In Spiegelman’s discussion of old-timey comics, he doesn’t dwell much on the serialized nature of most comic strips, but I feel as though this is very important to the comparison he invites between these comics and his own art. He talks a bit about Krazy Kat and how its “daily variations” invited psychoanalytic readings but ultimately “presented an open-ended metaphor that could contain all stories simultaneously.”
No comic I know of is as deeply open-ended as Krazy Kat, but it seems to me that because they’re serialized, comics have the potential to tell all stories eventually, if not simultaneously. One of the charms of comic strips, and probably one of the reasons they’re associated with nostalgia, is that characters don’t age; the events of one day’s strip need not have anything to do with the next days. With a limited number of characters, most of which are clearly defined, strips end up exhausting their narratives, and presenting the same narratives again and again. For example, Dilbert has been making fun of bureaucratic absurdity for 24 years: it’s still funny because it’s still relevant.
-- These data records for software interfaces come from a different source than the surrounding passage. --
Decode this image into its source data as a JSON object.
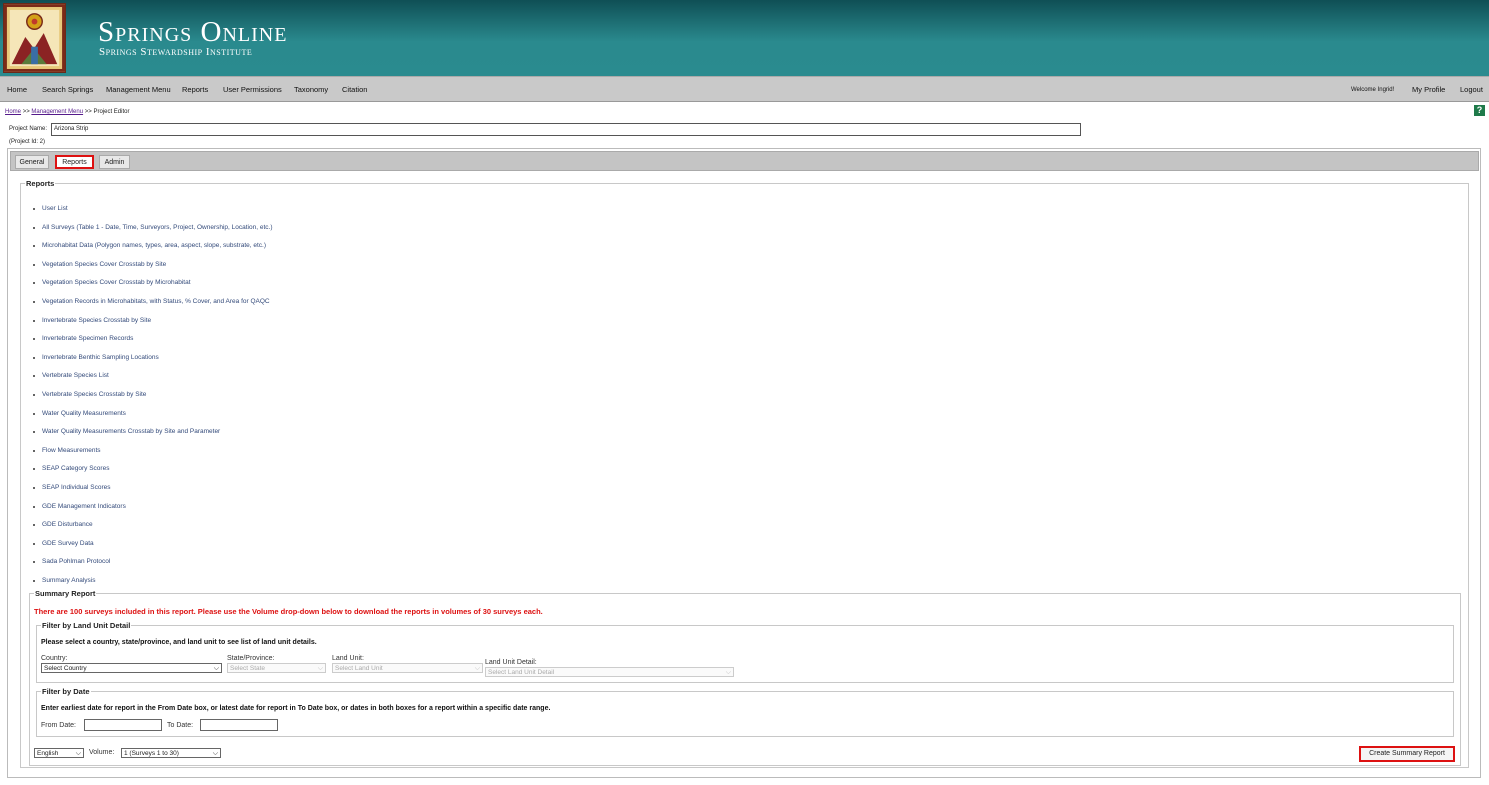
{
  "header": {
    "logo": "springs-stewardship-logo",
    "title": "Springs Online",
    "subtitle": "Springs Stewardship Institute"
  },
  "nav": {
    "items": [
      "Home",
      "Search Springs",
      "Management Menu",
      "Reports",
      "User Permissions",
      "Taxonomy",
      "Citation"
    ],
    "welcome": "Welcome Ingrid!",
    "profile": "My Profile",
    "logout": "Logout"
  },
  "breadcrumb": {
    "home": "Home",
    "sep1": ">>",
    "management": "Management Menu",
    "sep2": ">>",
    "current": "Project Editor"
  },
  "help_label": "?",
  "project": {
    "name_label": "Project Name:",
    "name_value": "Arizona Strip",
    "id_text": "(Project Id: 2)"
  },
  "tabs": [
    {
      "label": "General",
      "active": false
    },
    {
      "label": "Reports",
      "active": true
    },
    {
      "label": "Admin",
      "active": false
    }
  ],
  "reports": {
    "legend": "Reports",
    "items": [
      "User List",
      "All Surveys (Table 1 - Date, Time, Surveyors, Project, Ownership, Location, etc.)",
      "Microhabitat Data (Polygon names, types, area, aspect, slope, substrate, etc.)",
      "Vegetation Species Cover Crosstab by Site",
      "Vegetation Species Cover Crosstab by Microhabitat",
      "Vegetation Records in Microhabitats, with Status, % Cover, and Area for QAQC",
      "Invertebrate Species Crosstab by Site",
      "Invertebrate Specimen Records",
      "Invertebrate Benthic Sampling Locations",
      "Vertebrate Species List",
      "Vertebrate Species Crosstab by Site",
      "Water Quality Measurements",
      "Water Quality Measurements Crosstab by Site and Parameter",
      "Flow Measurements",
      "SEAP Category Scores",
      "SEAP Individual Scores",
      "GDE Management Indicators",
      "GDE Disturbance",
      "GDE Survey Data",
      "Sada Pohlman Protocol",
      "Summary Analysis"
    ]
  },
  "summary": {
    "legend": "Summary Report",
    "warning": "There are 100 surveys included in this report. Please use the Volume drop-down below to download the reports in volumes of 30 surveys each.",
    "land_unit": {
      "legend": "Filter by Land Unit Detail",
      "instructions": "Please select a country, state/province, and land unit to see list of land unit details.",
      "country_label": "Country:",
      "country_value": "Select Country",
      "state_label": "State/Province:",
      "state_value": "Select State",
      "unit_label": "Land Unit:",
      "unit_value": "Select Land Unit",
      "detail_label": "Land Unit Detail:",
      "detail_value": "Select Land Unit Detail"
    },
    "date": {
      "legend": "Filter by Date",
      "instructions": "Enter earliest date for report in the From Date box, or latest date for report in To Date box, or dates in both boxes for a report within a specific date range.",
      "from_label": "From Date:",
      "to_label": "To Date:"
    },
    "language_value": "English",
    "volume_label": "Volume:",
    "volume_value": "1 (Surveys 1 to 30)",
    "create_button": "Create Summary Report"
  }
}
In the Shadow of No Towers, of course, stops at ten strips. Spiegelman’s introduction calls his book “a slow-motion diary of what I experienced while seeking some provisional equanimity,” noting that the political atmosphere began changing after his strips. By foregrounding the political, Spiegelman intentionally limits the scope of his project compared to serial comics, which turn politics into topical humor and leave it at that. Even the largest shadows disappear with the sun (Spiegelman 10).